╭──

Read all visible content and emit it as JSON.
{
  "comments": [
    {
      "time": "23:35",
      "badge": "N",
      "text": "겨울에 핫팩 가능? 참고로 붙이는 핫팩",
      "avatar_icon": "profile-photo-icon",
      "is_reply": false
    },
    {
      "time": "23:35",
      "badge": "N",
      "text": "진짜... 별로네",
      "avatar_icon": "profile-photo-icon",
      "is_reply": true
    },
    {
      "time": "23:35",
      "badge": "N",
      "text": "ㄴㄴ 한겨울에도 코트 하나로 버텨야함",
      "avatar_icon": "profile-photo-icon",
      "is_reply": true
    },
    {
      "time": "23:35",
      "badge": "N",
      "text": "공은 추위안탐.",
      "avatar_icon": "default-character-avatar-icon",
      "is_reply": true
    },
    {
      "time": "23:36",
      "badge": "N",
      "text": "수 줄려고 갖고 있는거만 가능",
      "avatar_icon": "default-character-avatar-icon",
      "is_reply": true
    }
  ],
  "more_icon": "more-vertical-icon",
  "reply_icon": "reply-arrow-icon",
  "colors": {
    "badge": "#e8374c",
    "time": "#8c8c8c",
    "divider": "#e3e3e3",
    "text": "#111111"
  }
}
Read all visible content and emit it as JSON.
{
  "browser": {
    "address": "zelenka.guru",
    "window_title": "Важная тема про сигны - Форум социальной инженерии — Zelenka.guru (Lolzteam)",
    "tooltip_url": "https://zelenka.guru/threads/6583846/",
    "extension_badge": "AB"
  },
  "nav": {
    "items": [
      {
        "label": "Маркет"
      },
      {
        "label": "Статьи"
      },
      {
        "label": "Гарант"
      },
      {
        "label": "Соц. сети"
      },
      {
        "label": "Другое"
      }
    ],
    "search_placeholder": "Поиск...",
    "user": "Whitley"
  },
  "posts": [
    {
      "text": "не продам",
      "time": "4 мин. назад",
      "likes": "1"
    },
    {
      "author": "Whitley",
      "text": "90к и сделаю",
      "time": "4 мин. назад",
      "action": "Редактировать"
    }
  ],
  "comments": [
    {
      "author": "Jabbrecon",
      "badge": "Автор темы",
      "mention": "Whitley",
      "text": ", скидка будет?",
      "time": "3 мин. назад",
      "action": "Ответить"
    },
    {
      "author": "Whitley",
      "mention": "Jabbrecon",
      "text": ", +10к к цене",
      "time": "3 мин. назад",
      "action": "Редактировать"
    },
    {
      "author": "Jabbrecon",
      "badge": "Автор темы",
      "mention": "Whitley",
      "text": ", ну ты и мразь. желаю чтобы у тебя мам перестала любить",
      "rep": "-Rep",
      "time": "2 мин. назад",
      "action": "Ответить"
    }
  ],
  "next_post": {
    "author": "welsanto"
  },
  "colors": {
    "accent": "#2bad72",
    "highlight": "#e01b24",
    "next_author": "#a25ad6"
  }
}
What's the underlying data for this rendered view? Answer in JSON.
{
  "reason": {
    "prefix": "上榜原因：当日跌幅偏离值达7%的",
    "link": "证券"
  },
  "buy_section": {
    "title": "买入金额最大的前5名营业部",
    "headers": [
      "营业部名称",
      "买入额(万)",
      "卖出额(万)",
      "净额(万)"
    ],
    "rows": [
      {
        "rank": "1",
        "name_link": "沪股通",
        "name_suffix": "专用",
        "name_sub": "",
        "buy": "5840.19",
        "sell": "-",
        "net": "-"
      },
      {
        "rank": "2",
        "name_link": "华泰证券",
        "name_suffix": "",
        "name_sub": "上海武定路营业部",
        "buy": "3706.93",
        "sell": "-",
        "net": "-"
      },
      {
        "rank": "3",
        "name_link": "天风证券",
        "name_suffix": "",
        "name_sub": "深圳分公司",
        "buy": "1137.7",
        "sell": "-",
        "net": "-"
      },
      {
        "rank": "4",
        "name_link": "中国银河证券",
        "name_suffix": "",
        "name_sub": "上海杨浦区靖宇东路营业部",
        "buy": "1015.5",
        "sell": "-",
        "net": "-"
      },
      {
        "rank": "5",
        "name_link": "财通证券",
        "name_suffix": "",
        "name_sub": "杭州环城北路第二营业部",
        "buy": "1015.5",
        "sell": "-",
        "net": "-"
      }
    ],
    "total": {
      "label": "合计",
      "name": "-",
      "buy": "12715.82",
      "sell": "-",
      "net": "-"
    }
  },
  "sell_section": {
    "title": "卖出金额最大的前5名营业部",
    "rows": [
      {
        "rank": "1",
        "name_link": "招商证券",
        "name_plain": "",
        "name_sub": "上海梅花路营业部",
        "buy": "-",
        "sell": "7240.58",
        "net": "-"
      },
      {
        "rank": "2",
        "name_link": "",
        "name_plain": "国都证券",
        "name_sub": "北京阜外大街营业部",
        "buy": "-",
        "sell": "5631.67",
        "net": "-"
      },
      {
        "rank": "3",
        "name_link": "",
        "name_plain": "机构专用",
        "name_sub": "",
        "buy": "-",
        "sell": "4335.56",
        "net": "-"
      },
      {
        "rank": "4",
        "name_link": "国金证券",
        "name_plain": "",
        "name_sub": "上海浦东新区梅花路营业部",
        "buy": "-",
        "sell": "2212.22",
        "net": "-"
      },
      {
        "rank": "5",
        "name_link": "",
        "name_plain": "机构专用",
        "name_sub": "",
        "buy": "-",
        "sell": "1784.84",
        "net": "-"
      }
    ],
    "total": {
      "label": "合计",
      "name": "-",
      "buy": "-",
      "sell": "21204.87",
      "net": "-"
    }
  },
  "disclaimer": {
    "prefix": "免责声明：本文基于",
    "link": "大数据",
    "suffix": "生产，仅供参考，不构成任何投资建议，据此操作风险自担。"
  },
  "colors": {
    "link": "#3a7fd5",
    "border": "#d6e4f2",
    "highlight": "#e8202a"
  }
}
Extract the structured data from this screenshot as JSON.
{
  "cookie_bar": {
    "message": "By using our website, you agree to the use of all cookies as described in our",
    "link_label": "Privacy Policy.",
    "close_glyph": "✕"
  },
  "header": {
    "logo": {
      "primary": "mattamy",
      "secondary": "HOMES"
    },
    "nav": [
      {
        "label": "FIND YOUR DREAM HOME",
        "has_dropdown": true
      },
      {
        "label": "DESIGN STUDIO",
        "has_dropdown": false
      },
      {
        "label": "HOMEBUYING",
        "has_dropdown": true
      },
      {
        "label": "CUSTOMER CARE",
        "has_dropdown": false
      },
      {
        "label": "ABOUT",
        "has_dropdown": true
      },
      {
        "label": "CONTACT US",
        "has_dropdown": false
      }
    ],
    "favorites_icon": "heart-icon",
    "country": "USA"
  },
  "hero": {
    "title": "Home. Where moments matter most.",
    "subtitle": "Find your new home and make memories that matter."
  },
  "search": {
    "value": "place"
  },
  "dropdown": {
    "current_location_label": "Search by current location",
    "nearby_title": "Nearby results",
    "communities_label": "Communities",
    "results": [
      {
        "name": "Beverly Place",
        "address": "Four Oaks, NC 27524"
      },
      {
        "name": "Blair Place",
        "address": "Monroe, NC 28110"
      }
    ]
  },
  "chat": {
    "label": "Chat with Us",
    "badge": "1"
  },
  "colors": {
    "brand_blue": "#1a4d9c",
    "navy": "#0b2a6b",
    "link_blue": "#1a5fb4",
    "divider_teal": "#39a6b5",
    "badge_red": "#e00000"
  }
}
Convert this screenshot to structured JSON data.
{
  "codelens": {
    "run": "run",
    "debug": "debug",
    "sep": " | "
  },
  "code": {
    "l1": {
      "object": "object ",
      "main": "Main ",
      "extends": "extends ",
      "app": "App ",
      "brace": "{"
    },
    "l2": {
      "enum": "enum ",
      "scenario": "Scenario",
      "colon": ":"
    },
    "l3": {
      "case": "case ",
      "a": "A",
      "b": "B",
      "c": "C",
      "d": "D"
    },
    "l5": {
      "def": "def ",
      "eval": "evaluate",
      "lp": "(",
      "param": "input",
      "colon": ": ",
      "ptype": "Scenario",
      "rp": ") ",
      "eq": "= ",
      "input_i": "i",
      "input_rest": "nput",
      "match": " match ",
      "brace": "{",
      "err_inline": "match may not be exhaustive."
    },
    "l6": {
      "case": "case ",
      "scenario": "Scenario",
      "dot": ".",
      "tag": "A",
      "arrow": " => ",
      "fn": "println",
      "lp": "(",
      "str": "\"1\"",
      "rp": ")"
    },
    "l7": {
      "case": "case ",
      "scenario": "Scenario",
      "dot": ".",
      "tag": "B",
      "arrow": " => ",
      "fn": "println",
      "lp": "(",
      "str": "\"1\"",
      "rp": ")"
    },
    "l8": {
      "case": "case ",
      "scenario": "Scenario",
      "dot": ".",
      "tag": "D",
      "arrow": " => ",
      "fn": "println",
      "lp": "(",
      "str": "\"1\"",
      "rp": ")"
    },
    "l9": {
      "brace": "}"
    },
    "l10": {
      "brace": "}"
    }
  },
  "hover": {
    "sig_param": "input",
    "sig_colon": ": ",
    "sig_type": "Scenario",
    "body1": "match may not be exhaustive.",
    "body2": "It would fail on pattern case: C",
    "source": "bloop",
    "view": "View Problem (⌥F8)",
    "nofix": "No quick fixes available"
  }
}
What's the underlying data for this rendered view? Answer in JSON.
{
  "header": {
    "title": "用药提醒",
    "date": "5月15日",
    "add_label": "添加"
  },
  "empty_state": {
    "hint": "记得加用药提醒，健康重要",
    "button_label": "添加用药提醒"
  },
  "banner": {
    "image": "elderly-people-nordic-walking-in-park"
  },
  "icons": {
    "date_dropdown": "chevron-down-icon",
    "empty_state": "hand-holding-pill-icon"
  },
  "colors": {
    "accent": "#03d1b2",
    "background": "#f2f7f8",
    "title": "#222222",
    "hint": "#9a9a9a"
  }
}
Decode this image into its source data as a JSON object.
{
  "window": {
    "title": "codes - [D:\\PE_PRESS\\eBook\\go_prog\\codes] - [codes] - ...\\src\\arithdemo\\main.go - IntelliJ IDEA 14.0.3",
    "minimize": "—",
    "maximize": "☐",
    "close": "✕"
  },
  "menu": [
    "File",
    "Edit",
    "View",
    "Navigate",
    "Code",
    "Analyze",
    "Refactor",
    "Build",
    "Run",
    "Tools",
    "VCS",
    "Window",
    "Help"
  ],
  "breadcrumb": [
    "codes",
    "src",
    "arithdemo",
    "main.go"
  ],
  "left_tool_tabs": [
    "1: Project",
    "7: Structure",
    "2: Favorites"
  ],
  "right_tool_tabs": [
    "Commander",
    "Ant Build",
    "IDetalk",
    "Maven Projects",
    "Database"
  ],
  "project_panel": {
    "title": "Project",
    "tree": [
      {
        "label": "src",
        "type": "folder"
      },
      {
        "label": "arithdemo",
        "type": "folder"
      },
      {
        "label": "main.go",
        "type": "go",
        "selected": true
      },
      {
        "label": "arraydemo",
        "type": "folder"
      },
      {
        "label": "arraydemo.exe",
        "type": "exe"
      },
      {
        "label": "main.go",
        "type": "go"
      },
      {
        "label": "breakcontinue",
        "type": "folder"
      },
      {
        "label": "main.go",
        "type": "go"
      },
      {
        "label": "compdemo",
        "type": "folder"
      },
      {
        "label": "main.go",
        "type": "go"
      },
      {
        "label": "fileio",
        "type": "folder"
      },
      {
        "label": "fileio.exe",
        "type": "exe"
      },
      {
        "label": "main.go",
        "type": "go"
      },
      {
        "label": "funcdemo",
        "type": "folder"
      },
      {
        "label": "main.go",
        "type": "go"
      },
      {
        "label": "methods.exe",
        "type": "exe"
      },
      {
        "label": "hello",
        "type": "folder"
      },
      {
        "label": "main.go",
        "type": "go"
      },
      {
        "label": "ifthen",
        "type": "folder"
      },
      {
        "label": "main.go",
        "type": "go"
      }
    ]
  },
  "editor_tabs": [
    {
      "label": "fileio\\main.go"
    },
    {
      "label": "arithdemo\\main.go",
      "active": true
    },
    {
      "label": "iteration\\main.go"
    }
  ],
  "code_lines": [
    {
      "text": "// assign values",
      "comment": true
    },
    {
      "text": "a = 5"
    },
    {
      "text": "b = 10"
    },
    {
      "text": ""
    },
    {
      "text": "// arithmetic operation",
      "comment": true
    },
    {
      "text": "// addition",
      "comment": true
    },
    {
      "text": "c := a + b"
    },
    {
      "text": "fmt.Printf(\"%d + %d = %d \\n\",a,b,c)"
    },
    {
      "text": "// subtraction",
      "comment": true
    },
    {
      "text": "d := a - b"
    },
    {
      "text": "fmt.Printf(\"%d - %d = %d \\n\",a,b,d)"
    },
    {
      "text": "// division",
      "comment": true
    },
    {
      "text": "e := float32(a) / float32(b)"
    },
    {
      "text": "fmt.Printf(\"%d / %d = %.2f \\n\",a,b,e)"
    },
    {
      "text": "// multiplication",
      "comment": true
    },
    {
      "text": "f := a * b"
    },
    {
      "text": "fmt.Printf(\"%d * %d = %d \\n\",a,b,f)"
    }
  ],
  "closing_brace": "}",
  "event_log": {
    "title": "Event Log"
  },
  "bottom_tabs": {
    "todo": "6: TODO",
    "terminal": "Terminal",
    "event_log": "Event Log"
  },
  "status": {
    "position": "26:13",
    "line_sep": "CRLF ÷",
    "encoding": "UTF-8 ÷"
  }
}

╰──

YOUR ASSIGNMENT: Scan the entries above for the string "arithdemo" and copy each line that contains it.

WRITTEN SOLUTION:
    "title": "codes - [D:\\PE_PRESS\\eBook\\go_prog\\codes] - [codes] - ...\\src\\arithdemo\\main.go - IntelliJ IDEA 14.0.3",
    "arithdemo",
        "label": "arithdemo",
      "label": "arithdemo\\main.go",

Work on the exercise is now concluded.